The Prophet went out for a while. The Companions were wondering, whose opinion the Prophet would choose, especially as everyone had various views on what to do. ‘Abdullah Ibn Rawaahah, for example, expressed his view, saying: “We should dig a trench, fill it with firewood, set it ablaze, and throw them all in.”

In the end, the Prophet (صلى الله عليه وسلم) returned and said: “We will ransom the prisoners.” So they would accept ransom for the prisoners. There are some reports, that state they gave them the choice, to accept Islaam and thus win their freedom, or they could be freed if they taught 10 Muslims how to read and write. This would be their ransom. Al-Haafizh Ibn Katheer mentioned an authentic narration recorded by Abu Daawood in his Sunan, from Ibn ‘Abbaas that he said: The Prophet fixed 400 (Dirhams) in ransom from the disbelievers, in the aftermath of Badr.

How were the prisoners treated? A Scottish Orientalist by the name of Sir William Muir,  a very hostile critic of Islam, wrote:

“In pursuance of Mahomet’s commands, the citizens of Medina and such of the emigrants who possessed houses, received the prisoners and treated them with much consideration. ‘Blessings be on the men of Medina’, said one of these prisoners in the later days, ‘they made us ride while they themselves walked. They gave us wheaten bread to eat when there was little of it, contenting themselves with dates.’ “

Ibn Katheer said:

“Ibn ‘Abbaas (رضي الله عنهما) said: On the day of Badr the Prophet commanded them to be kind to their prisoners, so they used to put the prisoners before themselves when it came to food… they would give food to these prisoners even though they themselves desired it and loved it.”

Whereas the Romans, the Assyrians, and Persians, used to put out their prisoners’ eyes with hot irons and flay them alive, feeding their skins to dogs, such that the prisoners preferred death to life, Islam taught their followers to treat prisoners with mercy and kindness.

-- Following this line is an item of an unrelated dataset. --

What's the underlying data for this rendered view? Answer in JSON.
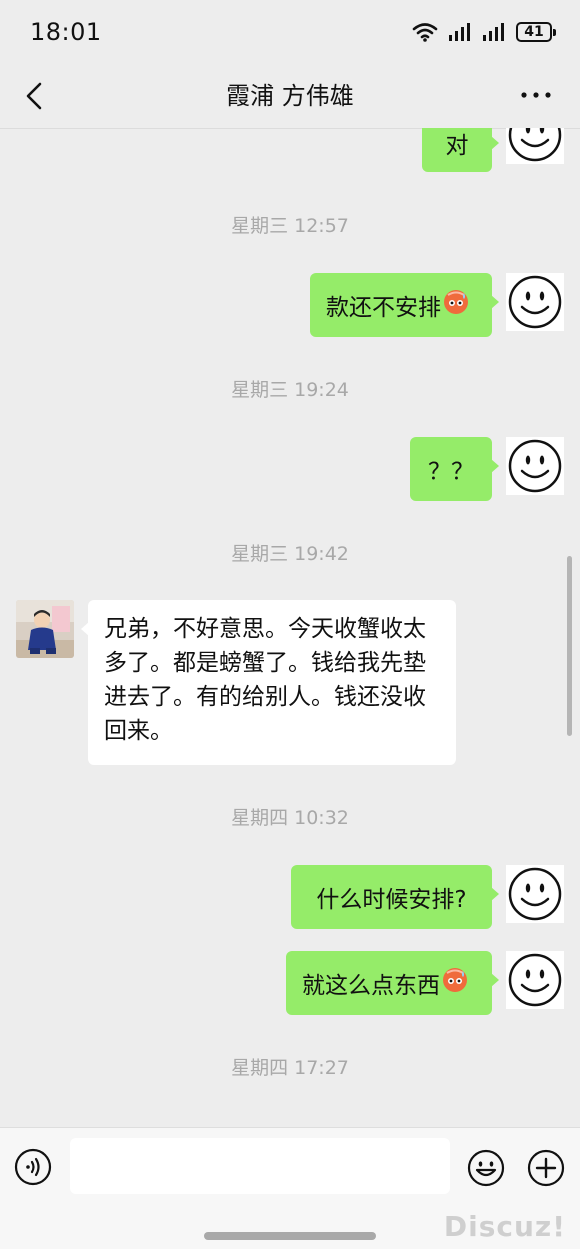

May Allah (سُبحَانَهُ وَتَعَالَى) fill our hearts with the same mercy and kindness that was shown, and may we have the courage and perseverance to stand up and deal with our problems.